Abraham Lincoln - James M. McPherson (2009)
During my first year in graduate school at Johns Hopkins University in Baltimore, a local radio station telephoned the Department of History to ask if it could recommend someone to answer questions about Abraham Lincoln from listeners to a call-in show scheduled for Lincoln’s birthday, February 12, 1959. I had recently completed a research paper on Lincoln’s secretary of war, Edwin M. Stanton, so the department suggested me. Being young and foolish, I took on the task. It was a sobering learning experience. What I mainly learned was how much I did not know about Abraham Lincoln.
In the half century since that day, I have learned a great deal about Abraham Lincoln, but I continue to encounter new information and new insights. My own perspective has also changed during that half century. I wrote my doctoral dissertation, which became my first book, on the abolitionists during the Civil War and Reconstruction. Like many young historians, I tended to adopt the viewpoints and attitudes of the people about whom I was writing. Most abolitionists were sharply critical of Lincoln in the early years of the Civil War for what they perceived as his slowness to move against slavery and his apparent deference to the border states and Northern conservatives on questions of emancipation and race relations. Lincoln never fully caught up with the abolitionist and radical Republican positions on these questions, and my own attitudes reflected their continuing criticisms of him.
Only after years of studying the powerful crosscurrents of political and military pressures on Lincoln did I come to appreciate the skill with which he steered between the numerous shoals of conservatism and radicalism, free states and slave states, abolitionists, Republicans, Democrats, and border-state Unionists to maintain a steady course that brought the nation to victory—and the abolition of slavery—in the end. If he had moved decisively against slavery in the war’s first year, as radicals pressed him to do, he might well have fractured his war coalition, driven border-state Unionists over to the Confederacy, lost the war, and witnessed the survival of slavery for at least another generation.
I have written a lot about Abraham Lincoln in my career. Others have written more. During this bicentennial commemoration of his birth, a large number of excellent biographies and other books about Lincoln have appeared and continue to appear. Most of these are substantial works; one definitive multivolume biography runs well over a half million words.

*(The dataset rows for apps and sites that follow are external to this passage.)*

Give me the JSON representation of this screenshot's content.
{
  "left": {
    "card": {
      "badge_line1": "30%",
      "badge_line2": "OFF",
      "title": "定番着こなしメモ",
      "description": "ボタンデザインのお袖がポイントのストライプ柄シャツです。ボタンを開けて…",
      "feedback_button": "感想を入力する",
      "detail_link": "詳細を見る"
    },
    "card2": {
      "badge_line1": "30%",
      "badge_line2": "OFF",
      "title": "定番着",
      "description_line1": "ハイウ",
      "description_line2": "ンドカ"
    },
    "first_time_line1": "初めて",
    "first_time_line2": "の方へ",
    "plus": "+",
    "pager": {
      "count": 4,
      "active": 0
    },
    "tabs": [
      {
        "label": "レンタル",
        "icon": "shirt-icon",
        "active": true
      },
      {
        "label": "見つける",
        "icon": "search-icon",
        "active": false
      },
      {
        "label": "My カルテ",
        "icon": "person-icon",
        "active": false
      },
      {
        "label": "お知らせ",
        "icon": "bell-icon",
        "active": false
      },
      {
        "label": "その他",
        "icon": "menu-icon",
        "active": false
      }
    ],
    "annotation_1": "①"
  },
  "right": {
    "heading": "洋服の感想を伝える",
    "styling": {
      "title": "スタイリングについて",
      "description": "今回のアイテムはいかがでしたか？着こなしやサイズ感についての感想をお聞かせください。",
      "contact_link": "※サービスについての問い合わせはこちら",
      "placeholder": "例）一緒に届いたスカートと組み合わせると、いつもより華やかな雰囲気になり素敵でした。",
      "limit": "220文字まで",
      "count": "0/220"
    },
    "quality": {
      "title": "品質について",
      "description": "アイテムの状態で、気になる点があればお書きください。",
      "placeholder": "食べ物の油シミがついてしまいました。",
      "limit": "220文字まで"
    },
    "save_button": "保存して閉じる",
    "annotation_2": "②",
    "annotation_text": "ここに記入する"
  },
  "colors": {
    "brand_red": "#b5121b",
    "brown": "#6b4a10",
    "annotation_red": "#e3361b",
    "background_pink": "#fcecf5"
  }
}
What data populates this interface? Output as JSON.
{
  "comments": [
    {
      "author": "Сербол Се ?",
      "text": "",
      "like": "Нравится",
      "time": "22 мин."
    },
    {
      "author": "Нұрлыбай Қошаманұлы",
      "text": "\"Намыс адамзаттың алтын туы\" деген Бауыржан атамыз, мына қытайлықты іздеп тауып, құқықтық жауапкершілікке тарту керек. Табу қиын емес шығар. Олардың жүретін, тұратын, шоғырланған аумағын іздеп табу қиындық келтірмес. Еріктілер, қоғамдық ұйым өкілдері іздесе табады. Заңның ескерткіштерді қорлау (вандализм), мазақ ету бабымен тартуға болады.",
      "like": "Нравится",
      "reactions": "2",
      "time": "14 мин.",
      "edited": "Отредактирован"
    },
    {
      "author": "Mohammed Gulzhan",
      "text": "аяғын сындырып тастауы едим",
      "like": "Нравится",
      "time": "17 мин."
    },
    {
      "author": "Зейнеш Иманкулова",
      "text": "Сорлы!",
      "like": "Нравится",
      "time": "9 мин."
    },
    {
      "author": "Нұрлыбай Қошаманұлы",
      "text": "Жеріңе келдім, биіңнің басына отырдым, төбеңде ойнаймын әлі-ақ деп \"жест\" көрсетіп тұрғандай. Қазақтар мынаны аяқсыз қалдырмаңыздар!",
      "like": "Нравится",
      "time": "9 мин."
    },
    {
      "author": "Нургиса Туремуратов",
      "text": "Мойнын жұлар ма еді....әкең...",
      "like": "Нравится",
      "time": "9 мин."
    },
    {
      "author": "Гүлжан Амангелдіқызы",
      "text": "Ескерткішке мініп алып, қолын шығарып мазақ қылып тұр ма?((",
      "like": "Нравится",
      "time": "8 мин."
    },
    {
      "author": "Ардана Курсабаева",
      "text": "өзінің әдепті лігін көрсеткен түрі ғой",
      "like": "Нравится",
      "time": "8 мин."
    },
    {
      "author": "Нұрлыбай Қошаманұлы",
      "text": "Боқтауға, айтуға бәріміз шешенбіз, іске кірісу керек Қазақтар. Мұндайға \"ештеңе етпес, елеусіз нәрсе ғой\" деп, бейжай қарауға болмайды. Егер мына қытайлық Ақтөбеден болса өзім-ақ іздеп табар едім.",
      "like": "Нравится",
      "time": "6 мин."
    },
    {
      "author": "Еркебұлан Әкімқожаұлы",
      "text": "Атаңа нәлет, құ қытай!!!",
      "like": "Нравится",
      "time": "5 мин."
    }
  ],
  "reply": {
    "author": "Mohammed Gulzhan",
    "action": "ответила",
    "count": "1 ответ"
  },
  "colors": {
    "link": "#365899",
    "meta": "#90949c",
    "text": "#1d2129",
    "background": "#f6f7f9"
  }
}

Amid this cascade of information, I believe there is room for a brief biography that captures the essential events and meaning of Lincoln’s life without oversimplification or overgeneralization. This is what I have tried to do in the following pages.
J. M. M.